SOURCE DATA ::
=-=-=-=-=

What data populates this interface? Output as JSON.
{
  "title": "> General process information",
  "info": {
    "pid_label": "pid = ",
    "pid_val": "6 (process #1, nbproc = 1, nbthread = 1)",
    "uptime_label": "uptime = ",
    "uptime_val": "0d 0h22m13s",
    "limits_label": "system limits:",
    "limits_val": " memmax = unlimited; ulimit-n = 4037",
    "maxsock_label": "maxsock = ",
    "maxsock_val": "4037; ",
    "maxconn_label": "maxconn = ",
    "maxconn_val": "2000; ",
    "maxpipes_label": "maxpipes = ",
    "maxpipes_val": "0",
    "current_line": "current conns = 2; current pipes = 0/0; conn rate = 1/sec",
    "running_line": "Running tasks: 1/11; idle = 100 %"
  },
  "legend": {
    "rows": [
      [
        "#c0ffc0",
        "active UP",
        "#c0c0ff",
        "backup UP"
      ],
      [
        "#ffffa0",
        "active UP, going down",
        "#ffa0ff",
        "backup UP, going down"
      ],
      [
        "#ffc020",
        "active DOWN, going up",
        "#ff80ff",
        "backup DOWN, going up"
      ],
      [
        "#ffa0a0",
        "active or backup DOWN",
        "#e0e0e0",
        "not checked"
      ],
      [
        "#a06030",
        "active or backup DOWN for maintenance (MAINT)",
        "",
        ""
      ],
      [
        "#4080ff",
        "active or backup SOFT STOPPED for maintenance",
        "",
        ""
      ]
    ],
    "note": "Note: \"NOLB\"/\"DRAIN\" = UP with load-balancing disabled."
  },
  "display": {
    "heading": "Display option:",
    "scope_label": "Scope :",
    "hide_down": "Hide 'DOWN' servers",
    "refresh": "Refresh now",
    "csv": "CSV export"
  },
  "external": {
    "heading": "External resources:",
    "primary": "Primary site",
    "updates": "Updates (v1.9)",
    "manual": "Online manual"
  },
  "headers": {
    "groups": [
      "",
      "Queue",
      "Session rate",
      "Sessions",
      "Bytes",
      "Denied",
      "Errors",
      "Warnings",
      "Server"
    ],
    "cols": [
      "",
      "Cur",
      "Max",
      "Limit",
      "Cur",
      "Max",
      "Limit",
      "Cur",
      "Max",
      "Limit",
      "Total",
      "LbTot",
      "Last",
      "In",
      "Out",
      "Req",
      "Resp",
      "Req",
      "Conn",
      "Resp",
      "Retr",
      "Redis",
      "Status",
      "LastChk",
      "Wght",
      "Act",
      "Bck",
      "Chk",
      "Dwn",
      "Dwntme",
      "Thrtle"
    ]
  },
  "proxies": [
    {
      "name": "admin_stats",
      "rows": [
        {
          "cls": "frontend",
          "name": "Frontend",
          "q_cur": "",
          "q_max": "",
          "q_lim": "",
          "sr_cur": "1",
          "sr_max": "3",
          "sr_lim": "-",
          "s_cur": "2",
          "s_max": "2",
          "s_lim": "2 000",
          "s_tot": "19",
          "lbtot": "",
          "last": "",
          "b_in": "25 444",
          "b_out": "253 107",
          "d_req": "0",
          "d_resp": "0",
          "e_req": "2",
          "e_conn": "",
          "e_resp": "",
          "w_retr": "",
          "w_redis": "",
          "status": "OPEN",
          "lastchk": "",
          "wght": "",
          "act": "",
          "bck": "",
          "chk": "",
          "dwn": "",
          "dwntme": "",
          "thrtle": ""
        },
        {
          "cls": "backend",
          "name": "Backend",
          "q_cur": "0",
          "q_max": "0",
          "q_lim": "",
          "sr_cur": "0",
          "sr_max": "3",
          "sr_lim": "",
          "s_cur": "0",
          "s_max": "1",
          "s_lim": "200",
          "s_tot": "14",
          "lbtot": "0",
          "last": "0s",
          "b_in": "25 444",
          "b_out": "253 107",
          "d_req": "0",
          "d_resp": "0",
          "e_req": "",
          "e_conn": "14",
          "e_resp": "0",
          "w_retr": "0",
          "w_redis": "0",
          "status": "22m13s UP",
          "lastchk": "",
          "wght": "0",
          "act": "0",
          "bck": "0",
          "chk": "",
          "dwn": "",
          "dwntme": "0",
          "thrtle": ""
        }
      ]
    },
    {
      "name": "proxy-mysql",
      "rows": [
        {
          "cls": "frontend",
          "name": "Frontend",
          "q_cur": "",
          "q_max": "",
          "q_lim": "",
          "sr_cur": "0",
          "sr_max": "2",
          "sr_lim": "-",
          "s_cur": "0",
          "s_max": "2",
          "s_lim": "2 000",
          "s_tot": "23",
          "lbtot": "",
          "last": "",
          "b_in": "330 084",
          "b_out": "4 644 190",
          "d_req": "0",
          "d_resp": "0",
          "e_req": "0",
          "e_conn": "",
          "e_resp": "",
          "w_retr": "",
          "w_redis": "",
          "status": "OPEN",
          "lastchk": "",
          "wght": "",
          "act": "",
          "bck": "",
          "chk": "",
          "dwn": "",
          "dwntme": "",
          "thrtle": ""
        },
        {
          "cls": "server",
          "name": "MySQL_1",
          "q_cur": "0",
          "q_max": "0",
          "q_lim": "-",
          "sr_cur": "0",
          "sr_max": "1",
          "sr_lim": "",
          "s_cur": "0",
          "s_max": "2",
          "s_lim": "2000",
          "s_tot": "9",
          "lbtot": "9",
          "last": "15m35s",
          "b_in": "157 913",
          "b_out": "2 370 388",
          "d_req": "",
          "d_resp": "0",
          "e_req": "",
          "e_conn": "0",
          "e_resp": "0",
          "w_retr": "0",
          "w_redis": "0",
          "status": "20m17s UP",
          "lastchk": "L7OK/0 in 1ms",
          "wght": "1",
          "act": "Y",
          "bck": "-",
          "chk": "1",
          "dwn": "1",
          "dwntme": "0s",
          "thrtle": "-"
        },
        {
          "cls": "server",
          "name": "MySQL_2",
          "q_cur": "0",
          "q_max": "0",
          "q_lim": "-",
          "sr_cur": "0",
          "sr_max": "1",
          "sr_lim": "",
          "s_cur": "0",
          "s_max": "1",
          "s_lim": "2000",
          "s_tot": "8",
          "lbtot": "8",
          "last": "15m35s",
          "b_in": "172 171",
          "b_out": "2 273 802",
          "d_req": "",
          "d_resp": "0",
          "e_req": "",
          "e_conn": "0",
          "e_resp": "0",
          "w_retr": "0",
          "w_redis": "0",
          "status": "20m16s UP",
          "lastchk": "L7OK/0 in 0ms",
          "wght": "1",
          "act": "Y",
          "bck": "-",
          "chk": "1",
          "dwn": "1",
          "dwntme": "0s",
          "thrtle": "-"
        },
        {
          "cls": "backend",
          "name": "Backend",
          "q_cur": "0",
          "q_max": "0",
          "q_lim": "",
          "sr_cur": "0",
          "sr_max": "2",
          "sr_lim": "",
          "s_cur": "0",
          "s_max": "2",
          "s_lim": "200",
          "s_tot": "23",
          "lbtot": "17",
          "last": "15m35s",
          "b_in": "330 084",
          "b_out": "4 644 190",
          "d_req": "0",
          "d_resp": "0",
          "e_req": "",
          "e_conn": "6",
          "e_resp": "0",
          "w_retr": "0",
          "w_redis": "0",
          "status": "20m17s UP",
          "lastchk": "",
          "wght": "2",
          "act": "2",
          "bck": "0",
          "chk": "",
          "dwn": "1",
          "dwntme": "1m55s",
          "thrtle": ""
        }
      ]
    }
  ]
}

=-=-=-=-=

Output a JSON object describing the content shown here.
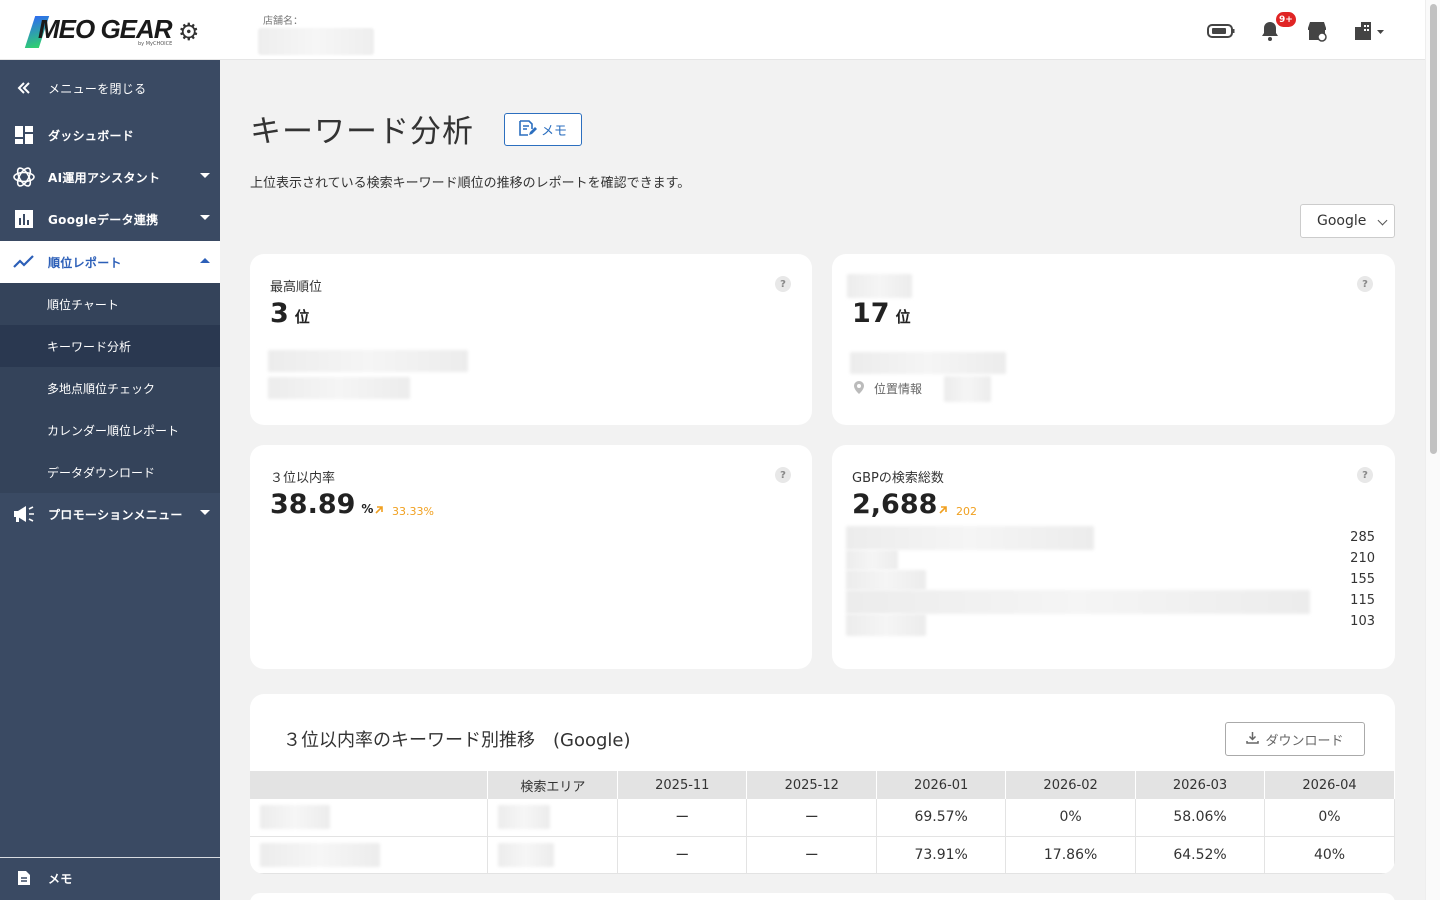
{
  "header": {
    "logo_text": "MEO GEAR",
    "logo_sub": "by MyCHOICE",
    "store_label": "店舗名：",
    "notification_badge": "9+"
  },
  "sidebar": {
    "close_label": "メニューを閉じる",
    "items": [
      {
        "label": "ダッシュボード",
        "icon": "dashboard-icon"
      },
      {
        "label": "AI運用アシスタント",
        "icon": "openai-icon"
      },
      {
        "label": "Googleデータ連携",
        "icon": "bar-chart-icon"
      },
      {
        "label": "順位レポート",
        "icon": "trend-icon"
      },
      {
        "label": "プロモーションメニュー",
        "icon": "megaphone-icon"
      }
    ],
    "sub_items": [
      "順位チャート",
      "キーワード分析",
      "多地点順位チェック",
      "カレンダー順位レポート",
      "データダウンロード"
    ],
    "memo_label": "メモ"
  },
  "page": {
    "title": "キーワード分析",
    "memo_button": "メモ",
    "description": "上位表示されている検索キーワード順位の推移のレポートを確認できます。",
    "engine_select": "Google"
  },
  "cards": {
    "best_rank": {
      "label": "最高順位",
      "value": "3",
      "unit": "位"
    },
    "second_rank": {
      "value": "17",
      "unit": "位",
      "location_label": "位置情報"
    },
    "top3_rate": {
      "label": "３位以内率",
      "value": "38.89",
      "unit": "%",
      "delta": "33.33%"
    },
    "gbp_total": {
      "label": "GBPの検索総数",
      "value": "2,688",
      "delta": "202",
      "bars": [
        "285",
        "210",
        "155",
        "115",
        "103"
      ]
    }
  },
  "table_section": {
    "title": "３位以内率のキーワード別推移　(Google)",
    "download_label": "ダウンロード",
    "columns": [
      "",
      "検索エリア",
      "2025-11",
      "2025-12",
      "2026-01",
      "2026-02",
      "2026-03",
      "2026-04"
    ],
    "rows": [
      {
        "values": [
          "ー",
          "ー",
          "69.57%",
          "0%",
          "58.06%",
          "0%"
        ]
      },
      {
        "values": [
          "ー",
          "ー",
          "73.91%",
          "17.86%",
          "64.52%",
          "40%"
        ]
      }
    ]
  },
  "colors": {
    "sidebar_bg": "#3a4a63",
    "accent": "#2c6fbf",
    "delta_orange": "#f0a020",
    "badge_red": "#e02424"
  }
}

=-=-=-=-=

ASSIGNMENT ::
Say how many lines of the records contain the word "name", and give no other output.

RESPONSE BOX ::
8